Mendonça, J. T. de (2012). O ensino de língua portuguesa e a sua relação com a inclusão/ exclusão social. Anais do SIELP, 2(1), 1-13. https://www.ileel.ufu.br/anaisdosielp/wp- content/uploads/2014/07/volum…
Neto, J. N. (2016). Pedagogia Queer e Ensino: a representação LGBT nos livros de português como língua estrangeira. In I. Fortunato, R. S. Guimarães & V. Vergueiro (Eds), Gênero e Cultura: Perspectivas Formativas (pp. 23-35). Edições Hipóteses.
Otlowski, M. (2003). Ethnic diversity and gender bias in EFL textbooks. Asian EFL Journal, 5, 1-15. https://www.asian-efl-journal.com/june_03_mo.pdf
Pérez-Leroux, A., & Glass, W. R. (2000). Linguistic diversity and inclusion in the foreign language classroom. Foreign Language Annals, 33(1), 58-62. https://doi. org/10.1111/j.1944-9720.2000.tb00890.x
- 1. In the 2016 Modern Language Association of America report, Portuguese corresponds to 0.69% of the enrollments in foreign languages in institutions of higher education in the US.
- 2. Canvas is a free and open platform, whereas Blackboard charges a fee.
- 3. Otlowski (2003) stresses this same need in the case of English as a Foreign Language (EFL): “the teacher and the textbook are the two most important and immediate cultural links between the student’s native culture and the target foreign culture.
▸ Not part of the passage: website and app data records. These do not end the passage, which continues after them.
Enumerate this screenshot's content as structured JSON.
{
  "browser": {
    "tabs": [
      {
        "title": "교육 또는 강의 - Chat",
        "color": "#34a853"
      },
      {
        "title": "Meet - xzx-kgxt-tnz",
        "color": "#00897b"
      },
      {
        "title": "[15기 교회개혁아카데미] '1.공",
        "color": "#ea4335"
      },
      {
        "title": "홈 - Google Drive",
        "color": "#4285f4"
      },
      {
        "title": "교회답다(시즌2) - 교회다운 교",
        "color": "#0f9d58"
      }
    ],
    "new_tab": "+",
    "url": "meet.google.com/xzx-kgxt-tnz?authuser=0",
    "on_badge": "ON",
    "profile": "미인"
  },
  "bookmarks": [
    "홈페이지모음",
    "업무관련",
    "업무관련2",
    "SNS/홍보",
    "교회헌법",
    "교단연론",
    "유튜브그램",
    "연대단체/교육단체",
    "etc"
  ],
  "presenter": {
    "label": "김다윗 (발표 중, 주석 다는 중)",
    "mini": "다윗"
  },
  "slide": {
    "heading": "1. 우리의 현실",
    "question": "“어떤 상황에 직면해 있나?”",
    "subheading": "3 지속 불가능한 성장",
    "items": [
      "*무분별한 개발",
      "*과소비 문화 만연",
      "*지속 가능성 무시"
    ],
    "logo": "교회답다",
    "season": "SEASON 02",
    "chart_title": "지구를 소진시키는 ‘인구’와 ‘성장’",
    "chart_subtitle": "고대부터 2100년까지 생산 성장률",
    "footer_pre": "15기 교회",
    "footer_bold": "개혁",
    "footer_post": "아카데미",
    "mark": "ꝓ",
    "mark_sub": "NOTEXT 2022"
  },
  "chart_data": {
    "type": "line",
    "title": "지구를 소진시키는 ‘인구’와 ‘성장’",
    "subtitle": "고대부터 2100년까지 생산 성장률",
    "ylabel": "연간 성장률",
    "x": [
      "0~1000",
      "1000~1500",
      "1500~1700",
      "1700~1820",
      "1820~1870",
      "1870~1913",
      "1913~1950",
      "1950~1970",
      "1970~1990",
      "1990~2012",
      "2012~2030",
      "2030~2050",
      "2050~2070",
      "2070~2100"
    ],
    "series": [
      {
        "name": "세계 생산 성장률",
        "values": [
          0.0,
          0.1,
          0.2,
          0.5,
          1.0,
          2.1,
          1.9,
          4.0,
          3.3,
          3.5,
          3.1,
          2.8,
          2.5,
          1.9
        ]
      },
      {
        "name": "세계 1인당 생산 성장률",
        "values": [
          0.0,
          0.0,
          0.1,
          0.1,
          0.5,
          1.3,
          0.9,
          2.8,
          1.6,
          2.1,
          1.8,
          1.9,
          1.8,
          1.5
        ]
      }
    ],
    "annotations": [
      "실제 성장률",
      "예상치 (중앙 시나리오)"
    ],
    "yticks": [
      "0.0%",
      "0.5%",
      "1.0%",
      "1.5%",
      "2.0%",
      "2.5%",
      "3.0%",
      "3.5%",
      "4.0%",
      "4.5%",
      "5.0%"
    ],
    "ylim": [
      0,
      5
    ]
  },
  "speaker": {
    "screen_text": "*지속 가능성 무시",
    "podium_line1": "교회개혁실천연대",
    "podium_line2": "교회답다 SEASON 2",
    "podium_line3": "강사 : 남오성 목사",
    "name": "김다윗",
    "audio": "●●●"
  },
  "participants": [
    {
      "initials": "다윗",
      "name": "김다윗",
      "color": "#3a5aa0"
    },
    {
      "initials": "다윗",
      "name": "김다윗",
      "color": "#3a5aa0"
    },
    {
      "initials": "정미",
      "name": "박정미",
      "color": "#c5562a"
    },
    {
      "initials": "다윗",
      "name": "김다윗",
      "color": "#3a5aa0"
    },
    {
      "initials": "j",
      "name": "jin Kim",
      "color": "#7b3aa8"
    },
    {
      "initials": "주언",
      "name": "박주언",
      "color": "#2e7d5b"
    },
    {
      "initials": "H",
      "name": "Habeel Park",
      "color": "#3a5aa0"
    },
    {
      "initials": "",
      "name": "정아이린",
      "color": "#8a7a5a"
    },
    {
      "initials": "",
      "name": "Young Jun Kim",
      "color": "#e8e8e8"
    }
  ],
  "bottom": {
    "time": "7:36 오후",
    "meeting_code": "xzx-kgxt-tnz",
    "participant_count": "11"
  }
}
If the influential roles of the teacher and the textbook are accepted, then the way the textbook portrays the various people in the target society and the way those people are shown to communicate will directly affect EFL students’ choices of language when communicating with native speakers. This has important implications for the EFL teacher and for textbook selection” (p. 2).